PROBLEM :: Your answer must consist of the records exactly as given, with no pictures included.

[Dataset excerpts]
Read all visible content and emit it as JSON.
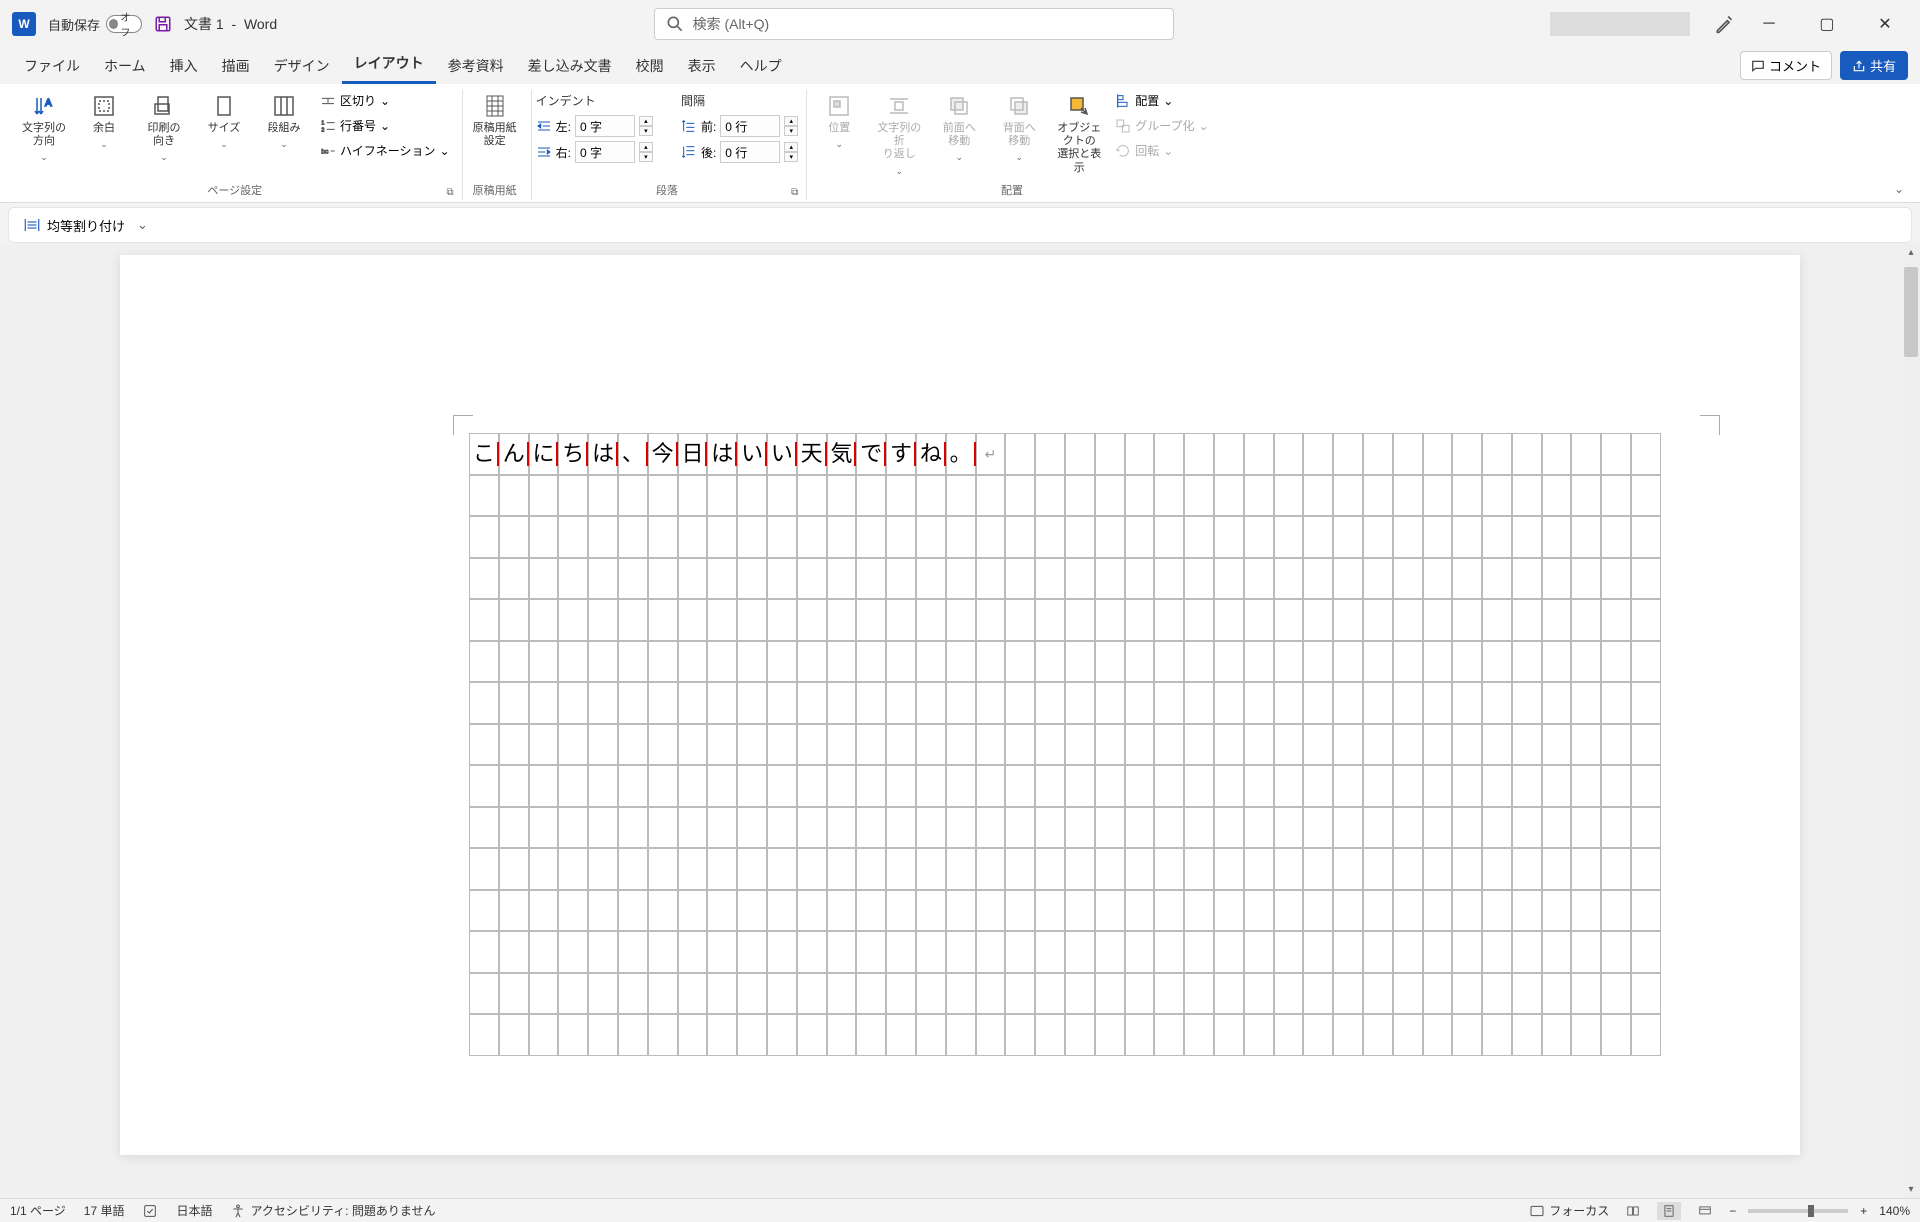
{
  "titlebar": {
    "autosave_label": "自動保存",
    "autosave_state": "オフ",
    "doc_title": "文書 1",
    "app_name": "Word",
    "search_placeholder": "検索 (Alt+Q)"
  },
  "tabs": {
    "items": [
      "ファイル",
      "ホーム",
      "挿入",
      "描画",
      "デザイン",
      "レイアウト",
      "参考資料",
      "差し込み文書",
      "校閲",
      "表示",
      "ヘルプ"
    ],
    "active_index": 5,
    "comments": "コメント",
    "share": "共有"
  },
  "ribbon": {
    "page_setup": {
      "text_direction": "文字列の\n方向",
      "margins": "余白",
      "orientation": "印刷の\n向き",
      "size": "サイズ",
      "columns": "段組み",
      "breaks": "区切り",
      "line_numbers": "行番号",
      "hyphenation": "ハイフネーション",
      "label": "ページ設定"
    },
    "genko": {
      "button": "原稿用紙\n設定",
      "label": "原稿用紙"
    },
    "paragraph": {
      "indent_header": "インデント",
      "spacing_header": "間隔",
      "left_label": "左:",
      "right_label": "右:",
      "before_label": "前:",
      "after_label": "後:",
      "left_value": "0 字",
      "right_value": "0 字",
      "before_value": "0 行",
      "after_value": "0 行",
      "label": "段落"
    },
    "arrange": {
      "position": "位置",
      "wrap": "文字列の折\nり返し",
      "bring_forward": "前面へ\n移動",
      "send_backward": "背面へ\n移動",
      "selection_pane": "オブジェクトの\n選択と表示",
      "align": "配置",
      "group": "グループ化",
      "rotate": "回転",
      "label": "配置"
    }
  },
  "qat": {
    "distribute": "均等割り付け"
  },
  "document": {
    "text": [
      "こ",
      "ん",
      "に",
      "ち",
      "は",
      "、",
      "今",
      "日",
      "は",
      "い",
      "い",
      "天",
      "気",
      "で",
      "す",
      "ね",
      "。"
    ],
    "columns": 40,
    "rows": 15
  },
  "statusbar": {
    "page": "1/1 ページ",
    "words": "17 単語",
    "language": "日本語",
    "accessibility": "アクセシビリティ: 問題ありません",
    "focus": "フォーカス",
    "zoom": "140%"
  }
}
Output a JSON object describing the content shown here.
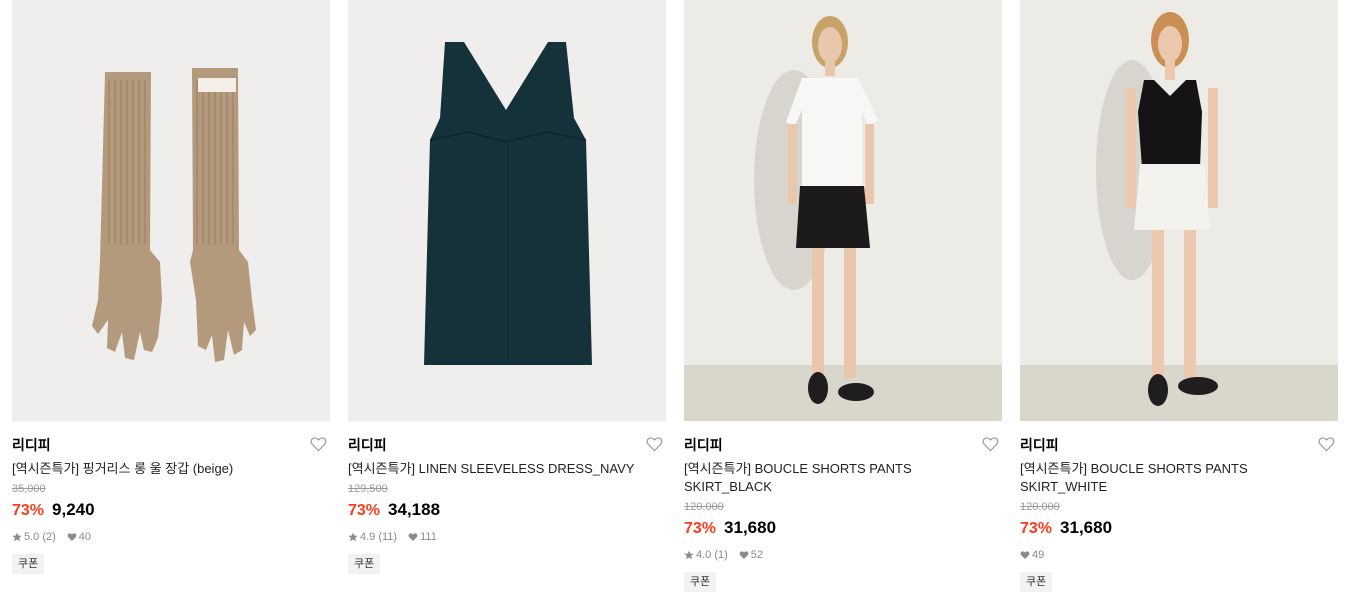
{
  "products": [
    {
      "brand": "리디피",
      "title": "[역시즌특가] 핑거리스 롱 울 장갑 (beige)",
      "title_line2": "",
      "original_price": "35,000",
      "discount": "73%",
      "price": "9,240",
      "rating": "5.0 (2)",
      "likes": "40",
      "coupon": "쿠폰",
      "image": "beige knit long gloves"
    },
    {
      "brand": "리디피",
      "title": "[역시즌특가] LINEN SLEEVELESS DRESS_NAVY",
      "title_line2": "",
      "original_price": "129,500",
      "discount": "73%",
      "price": "34,188",
      "rating": "4.9 (11)",
      "likes": "111",
      "coupon": "쿠폰",
      "image": "navy sleeveless v-neck dress"
    },
    {
      "brand": "리디피",
      "title": "[역시즌특가] BOUCLE SHORTS PANTS",
      "title_line2": "SKIRT_BLACK",
      "original_price": "120,000",
      "discount": "73%",
      "price": "31,680",
      "rating": "4.0 (1)",
      "likes": "52",
      "coupon": "쿠폰",
      "image": "model in white tee and black mini skirt"
    },
    {
      "brand": "리디피",
      "title": "[역시즌특가] BOUCLE SHORTS PANTS",
      "title_line2": "SKIRT_WHITE",
      "original_price": "120,000",
      "discount": "73%",
      "price": "31,680",
      "rating": "",
      "likes": "49",
      "coupon": "쿠폰",
      "image": "model in black tank top and white mini skirt"
    }
  ],
  "colors": {
    "discount": "#ff3b1f",
    "muted": "#9a9a9a",
    "coupon_bg": "#f2f2f2"
  },
  "icons": {
    "wishlist": "heart-outline-icon",
    "rating": "star-icon",
    "likes": "heart-icon"
  }
}
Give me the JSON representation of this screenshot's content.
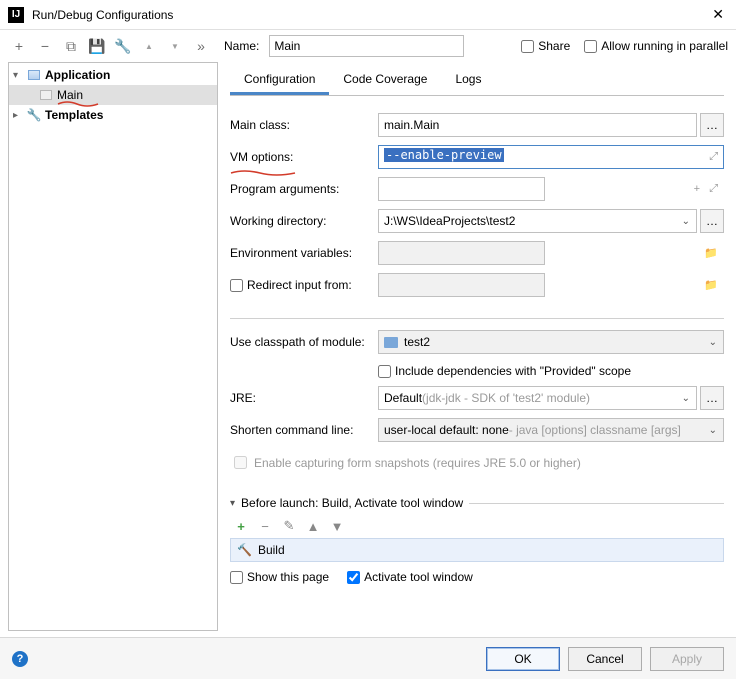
{
  "window": {
    "title": "Run/Debug Configurations"
  },
  "top": {
    "name_label": "Name:",
    "name_value": "Main",
    "share": "Share",
    "parallel": "Allow running in parallel"
  },
  "tree": {
    "application": "Application",
    "main": "Main",
    "templates": "Templates"
  },
  "tabs": {
    "configuration": "Configuration",
    "code_coverage": "Code Coverage",
    "logs": "Logs"
  },
  "fields": {
    "main_class": {
      "label": "Main class:",
      "value": "main.Main"
    },
    "vm_options": {
      "label": "VM options:",
      "value": "--enable-preview"
    },
    "prog_args": {
      "label": "Program arguments:",
      "value": ""
    },
    "work_dir": {
      "label": "Working directory:",
      "value": "J:\\WS\\IdeaProjects\\test2"
    },
    "env_vars": {
      "label": "Environment variables:",
      "value": ""
    },
    "redirect": {
      "label": "Redirect input from:",
      "value": ""
    },
    "classpath": {
      "label": "Use classpath of module:",
      "value": "test2"
    },
    "include_provided": "Include dependencies with \"Provided\" scope",
    "jre": {
      "label": "JRE:",
      "value": "Default ",
      "hint": "(jdk-jdk - SDK of 'test2' module)"
    },
    "shorten": {
      "label": "Shorten command line:",
      "value": "user-local default: none",
      "hint": " - java [options] classname [args]"
    },
    "enable_snapshots": "Enable capturing form snapshots (requires JRE 5.0 or higher)"
  },
  "before": {
    "title": "Before launch: Build, Activate tool window",
    "build": "Build",
    "show_page": "Show this page",
    "activate": "Activate tool window"
  },
  "buttons": {
    "ok": "OK",
    "cancel": "Cancel",
    "apply": "Apply"
  }
}
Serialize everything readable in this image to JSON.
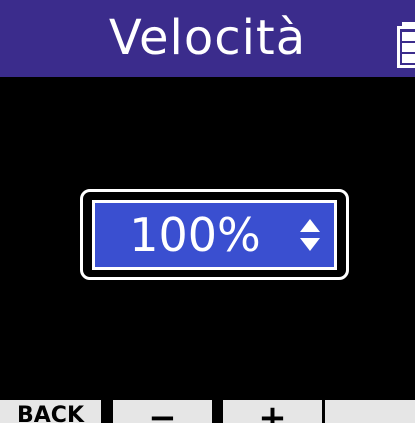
{
  "header": {
    "title": "Velocità",
    "battery_icon": "battery-icon"
  },
  "main": {
    "value": "100%",
    "stepper_icon": "up-down-arrows-icon"
  },
  "softkeys": [
    {
      "label": "BACK"
    },
    {
      "label": "−",
      "icon": "minus-icon"
    },
    {
      "label": "+",
      "icon": "plus-icon"
    },
    {
      "label": ""
    }
  ],
  "colors": {
    "title_bar": "#3b2c8c",
    "value_fill": "#3a4fd0",
    "background": "#000000",
    "softkey_bg": "#e6e6e6",
    "text": "#ffffff"
  }
}
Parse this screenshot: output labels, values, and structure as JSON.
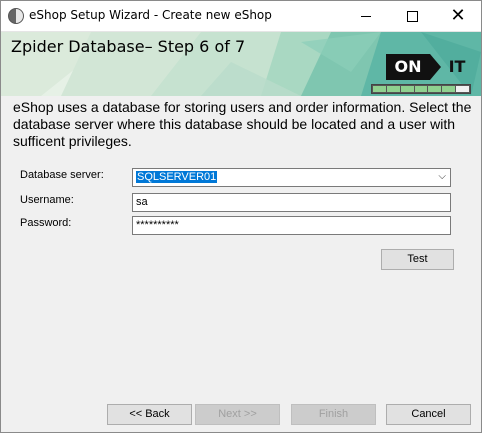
{
  "window": {
    "title": "eShop Setup Wizard - Create new eShop"
  },
  "banner": {
    "step_title": "Zpider Database– Step 6 of 7",
    "logo_left": "ON",
    "logo_right": "IT",
    "progress": {
      "completed": 6,
      "total": 7
    }
  },
  "intro_text": "eShop uses a database for storing users and order information. Select the database server where this database should be located and a user with sufficent privileges.",
  "form": {
    "server_label": "Database server:",
    "server_value": "SQLSERVER01",
    "username_label": "Username:",
    "username_value": "sa",
    "password_label": "Password:",
    "password_value": "**********"
  },
  "buttons": {
    "test": "Test",
    "back": "<< Back",
    "next": "Next >>",
    "finish": "Finish",
    "cancel": "Cancel"
  }
}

FINISHED EXERCISE ::
Read all visible content and emit it as JSON.
{
  "titlebar": {
    "autosave_label": "自動保存",
    "autosave_state": "オフ",
    "doc_title": "文書 1",
    "app_name": "Word",
    "search_placeholder": "検索 (Alt+Q)"
  },
  "tabs": {
    "items": [
      "ファイル",
      "ホーム",
      "挿入",
      "描画",
      "デザイン",
      "レイアウト",
      "参考資料",
      "差し込み文書",
      "校閲",
      "表示",
      "ヘルプ"
    ],
    "active_index": 5,
    "comments": "コメント",
    "share": "共有"
  },
  "ribbon": {
    "page_setup": {
      "text_direction": "文字列の\n方向",
      "margins": "余白",
      "orientation": "印刷の\n向き",
      "size": "サイズ",
      "columns": "段組み",
      "breaks": "区切り",
      "line_numbers": "行番号",
      "hyphenation": "ハイフネーション",
      "label": "ページ設定"
    },
    "genko": {
      "button": "原稿用紙\n設定",
      "label": "原稿用紙"
    },
    "paragraph": {
      "indent_header": "インデント",
      "spacing_header": "間隔",
      "left_label": "左:",
      "right_label": "右:",
      "before_label": "前:",
      "after_label": "後:",
      "left_value": "0 字",
      "right_value": "0 字",
      "before_value": "0 行",
      "after_value": "0 行",
      "label": "段落"
    },
    "arrange": {
      "position": "位置",
      "wrap": "文字列の折\nり返し",
      "bring_forward": "前面へ\n移動",
      "send_backward": "背面へ\n移動",
      "selection_pane": "オブジェクトの\n選択と表示",
      "align": "配置",
      "group": "グループ化",
      "rotate": "回転",
      "label": "配置"
    }
  },
  "qat": {
    "distribute": "均等割り付け"
  },
  "document": {
    "text": [
      "こ",
      "ん",
      "に",
      "ち",
      "は",
      "、",
      "今",
      "日",
      "は",
      "い",
      "い",
      "天",
      "気",
      "で",
      "す",
      "ね",
      "。"
    ],
    "columns": 40,
    "rows": 15
  },
  "statusbar": {
    "page": "1/1 ページ",
    "words": "17 単語",
    "language": "日本語",
    "accessibility": "アクセシビリティ: 問題ありません",
    "focus": "フォーカス",
    "zoom": "140%"
  }
}
Output a JSON object describing the content shown here.
{
  "products": [
    {
      "brand": "리디피",
      "title": "[역시즌특가] 핑거리스 롱 울 장갑 (beige)",
      "title_line2": "",
      "original_price": "35,000",
      "discount": "73%",
      "price": "9,240",
      "rating": "5.0 (2)",
      "likes": "40",
      "coupon": "쿠폰",
      "image": "beige knit long gloves"
    },
    {
      "brand": "리디피",
      "title": "[역시즌특가] LINEN SLEEVELESS DRESS_NAVY",
      "title_line2": "",
      "original_price": "129,500",
      "discount": "73%",
      "price": "34,188",
      "rating": "4.9 (11)",
      "likes": "111",
      "coupon": "쿠폰",
      "image": "navy sleeveless v-neck dress"
    },
    {
      "brand": "리디피",
      "title": "[역시즌특가] BOUCLE SHORTS PANTS",
      "title_line2": "SKIRT_BLACK",
      "original_price": "120,000",
      "discount": "73%",
      "price": "31,680",
      "rating": "4.0 (1)",
      "likes": "52",
      "coupon": "쿠폰",
      "image": "model in white tee and black mini skirt"
    },
    {
      "brand": "리디피",
      "title": "[역시즌특가] BOUCLE SHORTS PANTS",
      "title_line2": "SKIRT_WHITE",
      "original_price": "120,000",
      "discount": "73%",
      "price": "31,680",
      "rating": "",
      "likes": "49",
      "coupon": "쿠폰",
      "image": "model in black tank top and white mini skirt"
    }
  ],
  "colors": {
    "discount": "#ff3b1f",
    "muted": "#9a9a9a",
    "coupon_bg": "#f2f2f2"
  },
  "icons": {
    "wishlist": "heart-outline-icon",
    "rating": "star-icon",
    "likes": "heart-icon"
  }
}
Give me the JSON representation of this screenshot's content.
{
  "window": {
    "title": "Run/Debug Configurations"
  },
  "top": {
    "name_label": "Name:",
    "name_value": "Main",
    "share": "Share",
    "parallel": "Allow running in parallel"
  },
  "tree": {
    "application": "Application",
    "main": "Main",
    "templates": "Templates"
  },
  "tabs": {
    "configuration": "Configuration",
    "code_coverage": "Code Coverage",
    "logs": "Logs"
  },
  "fields": {
    "main_class": {
      "label": "Main class:",
      "value": "main.Main"
    },
    "vm_options": {
      "label": "VM options:",
      "value": "--enable-preview"
    },
    "prog_args": {
      "label": "Program arguments:",
      "value": ""
    },
    "work_dir": {
      "label": "Working directory:",
      "value": "J:\\WS\\IdeaProjects\\test2"
    },
    "env_vars": {
      "label": "Environment variables:",
      "value": ""
    },
    "redirect": {
      "label": "Redirect input from:",
      "value": ""
    },
    "classpath": {
      "label": "Use classpath of module:",
      "value": "test2"
    },
    "include_provided": "Include dependencies with \"Provided\" scope",
    "jre": {
      "label": "JRE:",
      "value": "Default ",
      "hint": "(jdk-jdk - SDK of 'test2' module)"
    },
    "shorten": {
      "label": "Shorten command line:",
      "value": "user-local default: none",
      "hint": " - java [options] classname [args]"
    },
    "enable_snapshots": "Enable capturing form snapshots (requires JRE 5.0 or higher)"
  },
  "before": {
    "title": "Before launch: Build, Activate tool window",
    "build": "Build",
    "show_page": "Show this page",
    "activate": "Activate tool window"
  },
  "buttons": {
    "ok": "OK",
    "cancel": "Cancel",
    "apply": "Apply"
  }
}
Serialize everything readable in this image to JSON.
{
  "header": {
    "title": "Velocità",
    "battery_icon": "battery-icon"
  },
  "main": {
    "value": "100%",
    "stepper_icon": "up-down-arrows-icon"
  },
  "softkeys": [
    {
      "label": "BACK"
    },
    {
      "label": "−",
      "icon": "minus-icon"
    },
    {
      "label": "+",
      "icon": "plus-icon"
    },
    {
      "label": ""
    }
  ],
  "colors": {
    "title_bar": "#3b2c8c",
    "value_fill": "#3a4fd0",
    "background": "#000000",
    "softkey_bg": "#e6e6e6",
    "text": "#ffffff"
  }
}
Parse this screenshot: output labels, values, and structure as JSON.
{
  "window": {
    "title": "eShop Setup Wizard - Create new eShop"
  },
  "banner": {
    "step_title": "Zpider Database– Step 6 of 7",
    "logo_left": "ON",
    "logo_right": "IT",
    "progress": {
      "completed": 6,
      "total": 7
    }
  },
  "intro_text": "eShop uses a database for storing users and order information. Select the database server where this database should be located and a user with sufficent privileges.",
  "form": {
    "server_label": "Database server:",
    "server_value": "SQLSERVER01",
    "username_label": "Username:",
    "username_value": "sa",
    "password_label": "Password:",
    "password_value": "**********"
  },
  "buttons": {
    "test": "Test",
    "back": "<< Back",
    "next": "Next >>",
    "finish": "Finish",
    "cancel": "Cancel"
  }
}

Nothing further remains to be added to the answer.